§ **Aim of the task**:
Tell how many lines of the data below have the string "Phasellus" in them. Say nothing more.

======== Provided records ========

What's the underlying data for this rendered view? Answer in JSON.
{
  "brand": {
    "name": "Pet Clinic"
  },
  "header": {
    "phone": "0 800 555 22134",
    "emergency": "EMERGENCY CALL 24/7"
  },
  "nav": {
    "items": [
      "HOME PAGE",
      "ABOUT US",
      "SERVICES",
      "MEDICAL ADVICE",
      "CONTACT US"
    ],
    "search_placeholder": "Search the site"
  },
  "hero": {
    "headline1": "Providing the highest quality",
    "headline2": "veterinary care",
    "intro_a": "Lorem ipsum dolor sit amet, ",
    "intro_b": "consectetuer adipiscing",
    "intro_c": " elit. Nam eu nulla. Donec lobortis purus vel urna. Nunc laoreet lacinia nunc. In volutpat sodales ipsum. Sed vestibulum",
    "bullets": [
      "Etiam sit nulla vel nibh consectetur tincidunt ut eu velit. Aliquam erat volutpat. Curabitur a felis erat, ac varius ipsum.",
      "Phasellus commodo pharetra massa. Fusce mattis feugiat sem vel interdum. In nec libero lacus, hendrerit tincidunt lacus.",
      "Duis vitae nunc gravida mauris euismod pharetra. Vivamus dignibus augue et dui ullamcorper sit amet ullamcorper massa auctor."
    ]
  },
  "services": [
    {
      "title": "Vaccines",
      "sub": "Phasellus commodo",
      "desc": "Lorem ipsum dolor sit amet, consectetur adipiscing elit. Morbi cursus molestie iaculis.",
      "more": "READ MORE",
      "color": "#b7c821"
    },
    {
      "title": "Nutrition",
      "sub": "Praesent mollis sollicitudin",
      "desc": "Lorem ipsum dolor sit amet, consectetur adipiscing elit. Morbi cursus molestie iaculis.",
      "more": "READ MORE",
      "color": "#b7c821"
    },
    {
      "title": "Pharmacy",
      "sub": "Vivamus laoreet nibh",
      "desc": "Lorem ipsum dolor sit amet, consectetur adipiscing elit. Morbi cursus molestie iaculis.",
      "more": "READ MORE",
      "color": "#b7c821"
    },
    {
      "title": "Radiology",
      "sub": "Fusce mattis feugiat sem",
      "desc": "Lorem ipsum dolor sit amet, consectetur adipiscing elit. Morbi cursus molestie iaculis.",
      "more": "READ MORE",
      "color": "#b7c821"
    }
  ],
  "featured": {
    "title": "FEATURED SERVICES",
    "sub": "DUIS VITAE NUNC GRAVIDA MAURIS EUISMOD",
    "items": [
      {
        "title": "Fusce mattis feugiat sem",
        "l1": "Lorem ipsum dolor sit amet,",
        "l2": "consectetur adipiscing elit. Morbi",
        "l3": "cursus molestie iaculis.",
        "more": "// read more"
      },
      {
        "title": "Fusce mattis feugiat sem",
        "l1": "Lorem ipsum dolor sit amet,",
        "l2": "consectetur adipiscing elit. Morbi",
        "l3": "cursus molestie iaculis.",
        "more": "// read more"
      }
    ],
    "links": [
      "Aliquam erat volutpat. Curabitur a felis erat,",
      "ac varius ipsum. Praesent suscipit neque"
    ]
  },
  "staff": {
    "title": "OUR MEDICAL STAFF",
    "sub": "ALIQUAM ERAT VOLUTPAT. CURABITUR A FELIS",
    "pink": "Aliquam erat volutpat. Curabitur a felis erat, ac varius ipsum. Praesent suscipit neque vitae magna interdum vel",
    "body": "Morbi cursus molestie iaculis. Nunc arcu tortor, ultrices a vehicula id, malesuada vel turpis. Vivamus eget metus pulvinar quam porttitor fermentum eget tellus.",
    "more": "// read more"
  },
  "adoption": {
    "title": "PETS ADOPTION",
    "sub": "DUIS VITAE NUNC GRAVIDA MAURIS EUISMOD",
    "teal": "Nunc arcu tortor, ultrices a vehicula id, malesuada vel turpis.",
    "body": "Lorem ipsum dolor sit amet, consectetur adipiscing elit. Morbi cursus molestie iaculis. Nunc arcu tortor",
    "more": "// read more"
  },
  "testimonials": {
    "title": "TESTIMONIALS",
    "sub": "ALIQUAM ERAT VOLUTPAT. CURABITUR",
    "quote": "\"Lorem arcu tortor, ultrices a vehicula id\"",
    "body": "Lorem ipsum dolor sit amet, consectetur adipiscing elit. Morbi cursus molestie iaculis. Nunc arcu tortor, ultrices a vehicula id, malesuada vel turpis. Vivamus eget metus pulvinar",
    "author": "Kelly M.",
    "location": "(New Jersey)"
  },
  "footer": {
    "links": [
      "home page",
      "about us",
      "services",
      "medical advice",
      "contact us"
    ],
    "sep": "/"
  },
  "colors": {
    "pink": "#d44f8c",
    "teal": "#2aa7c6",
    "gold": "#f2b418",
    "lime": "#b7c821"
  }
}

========

§ **Result of the task**:
2